"I think we need to build an economy around our forest restoration needs," said state Forester Aaron Everett. "It could be biomass, cross-laminated timber, or a small diameter sawmill. We're all a little uncertain about what it looks like, but the value of these forests and our way of life in Central Washington is more than worth the investment."
Innovative wood-based projects are currently experiencing great success in the PNW, including biofuels and bioenergy ventures. For example, the NARA/Alaska Airlines partnership recently sent a Boeing 737 jet on the first commercial airline flight that was partially fueled by a cellulosic biofuel derived from PNW wood residues.
In an attempt to attract further investment in the region, The Nature Conservancy is studying the potential supply of wood raw materials from forest thinnings and restoration projects that can be used as a feedstock.

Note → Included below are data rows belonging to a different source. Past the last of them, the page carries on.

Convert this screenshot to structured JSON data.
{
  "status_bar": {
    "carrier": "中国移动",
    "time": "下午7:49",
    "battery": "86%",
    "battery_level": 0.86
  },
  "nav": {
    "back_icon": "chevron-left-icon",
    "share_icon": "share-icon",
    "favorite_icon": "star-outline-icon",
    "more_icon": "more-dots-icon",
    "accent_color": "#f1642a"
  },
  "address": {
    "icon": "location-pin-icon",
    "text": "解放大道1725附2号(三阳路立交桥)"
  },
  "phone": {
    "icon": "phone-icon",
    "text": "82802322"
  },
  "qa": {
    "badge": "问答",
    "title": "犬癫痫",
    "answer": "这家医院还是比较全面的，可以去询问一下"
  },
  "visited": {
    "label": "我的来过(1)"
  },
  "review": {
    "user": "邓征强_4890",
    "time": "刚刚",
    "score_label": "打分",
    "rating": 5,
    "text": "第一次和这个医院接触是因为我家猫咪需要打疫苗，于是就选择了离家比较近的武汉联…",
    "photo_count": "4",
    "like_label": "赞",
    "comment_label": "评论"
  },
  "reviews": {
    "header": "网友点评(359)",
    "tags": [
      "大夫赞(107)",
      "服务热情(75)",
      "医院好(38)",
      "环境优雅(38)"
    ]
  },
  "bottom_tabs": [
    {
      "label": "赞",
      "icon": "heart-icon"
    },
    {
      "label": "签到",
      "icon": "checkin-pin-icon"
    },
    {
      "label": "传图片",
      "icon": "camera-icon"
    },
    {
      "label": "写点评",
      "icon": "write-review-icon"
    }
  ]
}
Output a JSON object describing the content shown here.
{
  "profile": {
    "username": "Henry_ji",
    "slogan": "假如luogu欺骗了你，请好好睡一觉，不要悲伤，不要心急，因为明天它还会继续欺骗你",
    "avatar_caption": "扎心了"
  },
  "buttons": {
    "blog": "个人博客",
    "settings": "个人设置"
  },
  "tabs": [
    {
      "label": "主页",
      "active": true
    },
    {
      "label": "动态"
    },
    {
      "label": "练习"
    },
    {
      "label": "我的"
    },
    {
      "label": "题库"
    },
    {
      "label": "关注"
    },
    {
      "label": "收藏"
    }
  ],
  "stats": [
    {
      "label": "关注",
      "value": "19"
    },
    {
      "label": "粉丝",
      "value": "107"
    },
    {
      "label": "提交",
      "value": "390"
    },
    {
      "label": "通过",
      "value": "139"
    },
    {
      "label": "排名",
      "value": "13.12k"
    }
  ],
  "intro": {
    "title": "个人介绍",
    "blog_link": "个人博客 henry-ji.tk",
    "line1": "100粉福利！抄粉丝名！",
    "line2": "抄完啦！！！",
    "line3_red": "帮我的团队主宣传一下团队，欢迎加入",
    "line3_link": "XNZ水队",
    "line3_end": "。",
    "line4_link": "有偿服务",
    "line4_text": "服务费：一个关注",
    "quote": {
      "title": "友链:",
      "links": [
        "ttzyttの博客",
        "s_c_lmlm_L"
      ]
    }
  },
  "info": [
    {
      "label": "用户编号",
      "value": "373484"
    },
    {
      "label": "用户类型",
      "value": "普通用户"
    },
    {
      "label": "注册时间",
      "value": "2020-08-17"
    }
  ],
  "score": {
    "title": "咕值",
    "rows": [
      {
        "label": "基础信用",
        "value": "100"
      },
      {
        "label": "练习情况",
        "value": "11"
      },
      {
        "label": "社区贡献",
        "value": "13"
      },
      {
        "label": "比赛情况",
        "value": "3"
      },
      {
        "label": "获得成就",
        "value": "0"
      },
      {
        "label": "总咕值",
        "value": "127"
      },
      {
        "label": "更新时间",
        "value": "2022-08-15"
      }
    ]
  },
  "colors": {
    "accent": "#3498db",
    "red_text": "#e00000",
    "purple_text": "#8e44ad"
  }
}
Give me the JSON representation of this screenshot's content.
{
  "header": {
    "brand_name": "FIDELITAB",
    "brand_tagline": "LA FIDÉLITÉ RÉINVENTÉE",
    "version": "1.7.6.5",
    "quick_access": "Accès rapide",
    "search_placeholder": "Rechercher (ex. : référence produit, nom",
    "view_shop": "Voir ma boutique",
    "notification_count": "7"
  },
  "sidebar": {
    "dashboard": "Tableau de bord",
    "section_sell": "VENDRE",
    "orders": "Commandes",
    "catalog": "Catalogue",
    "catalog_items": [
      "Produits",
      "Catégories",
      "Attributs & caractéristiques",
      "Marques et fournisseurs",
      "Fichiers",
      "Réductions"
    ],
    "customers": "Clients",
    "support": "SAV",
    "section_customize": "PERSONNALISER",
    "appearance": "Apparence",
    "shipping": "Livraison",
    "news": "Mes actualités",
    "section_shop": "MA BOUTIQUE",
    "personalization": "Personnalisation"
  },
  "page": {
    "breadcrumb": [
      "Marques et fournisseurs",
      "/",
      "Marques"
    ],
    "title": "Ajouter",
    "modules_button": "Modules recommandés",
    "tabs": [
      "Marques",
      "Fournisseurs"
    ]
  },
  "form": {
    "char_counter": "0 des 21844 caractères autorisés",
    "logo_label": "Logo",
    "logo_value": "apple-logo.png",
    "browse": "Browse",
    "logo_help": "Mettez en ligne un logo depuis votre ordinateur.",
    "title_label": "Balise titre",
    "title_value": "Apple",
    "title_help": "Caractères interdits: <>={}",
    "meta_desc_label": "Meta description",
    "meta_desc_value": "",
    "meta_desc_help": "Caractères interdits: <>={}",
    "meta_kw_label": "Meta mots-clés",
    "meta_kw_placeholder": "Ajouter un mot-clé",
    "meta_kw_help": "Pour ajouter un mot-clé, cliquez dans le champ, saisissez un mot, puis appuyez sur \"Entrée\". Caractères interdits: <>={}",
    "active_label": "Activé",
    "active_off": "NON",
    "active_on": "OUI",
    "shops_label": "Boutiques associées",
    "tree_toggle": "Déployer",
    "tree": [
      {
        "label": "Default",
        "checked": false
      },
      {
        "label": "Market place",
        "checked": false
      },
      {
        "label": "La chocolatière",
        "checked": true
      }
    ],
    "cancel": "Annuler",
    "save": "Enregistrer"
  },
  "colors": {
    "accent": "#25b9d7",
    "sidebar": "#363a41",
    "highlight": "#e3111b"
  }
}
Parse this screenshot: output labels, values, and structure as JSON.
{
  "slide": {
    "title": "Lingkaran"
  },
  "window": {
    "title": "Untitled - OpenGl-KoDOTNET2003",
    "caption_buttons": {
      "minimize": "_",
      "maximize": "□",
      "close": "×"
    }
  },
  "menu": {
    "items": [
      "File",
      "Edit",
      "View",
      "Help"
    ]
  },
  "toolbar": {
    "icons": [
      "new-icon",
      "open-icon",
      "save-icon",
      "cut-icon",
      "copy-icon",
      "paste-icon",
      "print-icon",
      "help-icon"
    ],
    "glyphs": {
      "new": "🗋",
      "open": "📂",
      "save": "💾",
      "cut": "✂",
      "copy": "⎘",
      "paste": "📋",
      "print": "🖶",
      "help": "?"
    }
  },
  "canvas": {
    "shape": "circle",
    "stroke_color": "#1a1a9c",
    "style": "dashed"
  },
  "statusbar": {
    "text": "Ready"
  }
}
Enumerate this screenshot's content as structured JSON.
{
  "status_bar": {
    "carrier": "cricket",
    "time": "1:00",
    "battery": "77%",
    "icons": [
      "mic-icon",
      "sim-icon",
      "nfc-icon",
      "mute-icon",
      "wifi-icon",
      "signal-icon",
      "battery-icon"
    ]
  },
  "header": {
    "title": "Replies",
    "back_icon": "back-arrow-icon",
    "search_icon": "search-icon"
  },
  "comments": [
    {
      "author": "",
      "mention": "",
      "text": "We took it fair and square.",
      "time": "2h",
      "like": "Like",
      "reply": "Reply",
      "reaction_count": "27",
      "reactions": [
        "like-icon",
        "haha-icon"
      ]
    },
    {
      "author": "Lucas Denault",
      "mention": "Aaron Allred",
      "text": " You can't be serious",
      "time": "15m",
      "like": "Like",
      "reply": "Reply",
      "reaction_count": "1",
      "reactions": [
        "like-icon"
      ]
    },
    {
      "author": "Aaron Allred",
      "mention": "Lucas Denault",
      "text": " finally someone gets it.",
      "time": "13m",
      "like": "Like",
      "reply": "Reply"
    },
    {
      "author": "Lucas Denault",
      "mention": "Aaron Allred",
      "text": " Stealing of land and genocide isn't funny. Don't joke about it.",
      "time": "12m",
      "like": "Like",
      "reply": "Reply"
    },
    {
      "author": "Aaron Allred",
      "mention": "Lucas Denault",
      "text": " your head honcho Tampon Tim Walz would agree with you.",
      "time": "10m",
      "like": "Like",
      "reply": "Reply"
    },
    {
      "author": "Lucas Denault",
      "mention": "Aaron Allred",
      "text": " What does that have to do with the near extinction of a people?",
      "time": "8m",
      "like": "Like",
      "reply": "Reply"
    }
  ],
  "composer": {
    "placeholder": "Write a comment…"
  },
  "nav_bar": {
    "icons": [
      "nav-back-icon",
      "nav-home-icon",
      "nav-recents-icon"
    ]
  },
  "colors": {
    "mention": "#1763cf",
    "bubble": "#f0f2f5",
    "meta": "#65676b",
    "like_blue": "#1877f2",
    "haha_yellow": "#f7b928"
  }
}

Forward-thinking investors like John Fujii, owner of Neucor Inc., see promise in these projects. Fujii purchased the former Jeld-Wen plant in White Swan and reconfigured it to manufacture proprietary composite wood panels from waste wood derived from the Yakama mill. Production at the Neucor plant started earlier this fall and Fujii said he expects to employ about 120 people once operations ramp up over the next year.
Fujii also has plans to expand in the region using another wood technology, cross-laminated timber (CLT) that will also make use of materials extracted during forest restoration projects. "I have not been bashful about talking to anybody who will listen that we're interested in entering the cross-laminated timber marketplace from White Swan," Fujii said. "The point of CLT is that it does not require large volumes of lumber; we're not talking about huge logging operations, we're talking about thinning operations. All of this will build the forest products activity in Yakima County in a responsible, environmental way that will contribute to economic activity and reduce the fuels for wildfires," he added.
While the forest industry in the PNW has suffered losses in the form of facility curtailments, consolidations and closures over the last 20 years, there is reason for optimism as new efforts are bringing together environmentalists, recreation users, timber interests and forest managers to plan restoration projects. Rather than taking reactionary legal measures that benefit no one, the hope is if everyone benefits from a forest project, the project is less likely to wind up in court and will be more likely to succeed. One such group has helped to plan an upcoming restoration project on more than 15,000 acres that includes commercial timber harvesting, thinnings, prescribed burns, firewood cutting and habitat restoration.
"We owe ourselves better than to set environmental protections against the health of our forests and the economic viability of our communities, and I think this conversation about forest restoration is beginning to break past that." Everett said. "The costs of doing nothing are extraordinarily high, both in terms of our state coffers and the costs to our communities, tragically high in fact."
The valuable wood resources in many of Washington’s forests are either dying on the stump or going up in flames. "We watch fires burn up enough acreage for my crew to live in—30 years worth of logging—go up in one week's time," Daugherty added. "I wonder what they are trying to protect? If the name of the game isn't managing the resource, we might as well let it burn. You don't want us to log it, but you don't want to it to burn? Well, we live in a fire ecosystem so you have to pick your poison, you've got to log it or let it burn."
Prescient words from a man who knows the forest and makes his living there. Kudos to Kate Prengaman for presenting both sides of this divisive issue, and for highlighting the potential for real catastrophe if nothing is done to address the current imbalance between Washington’s forests and its forest products industry.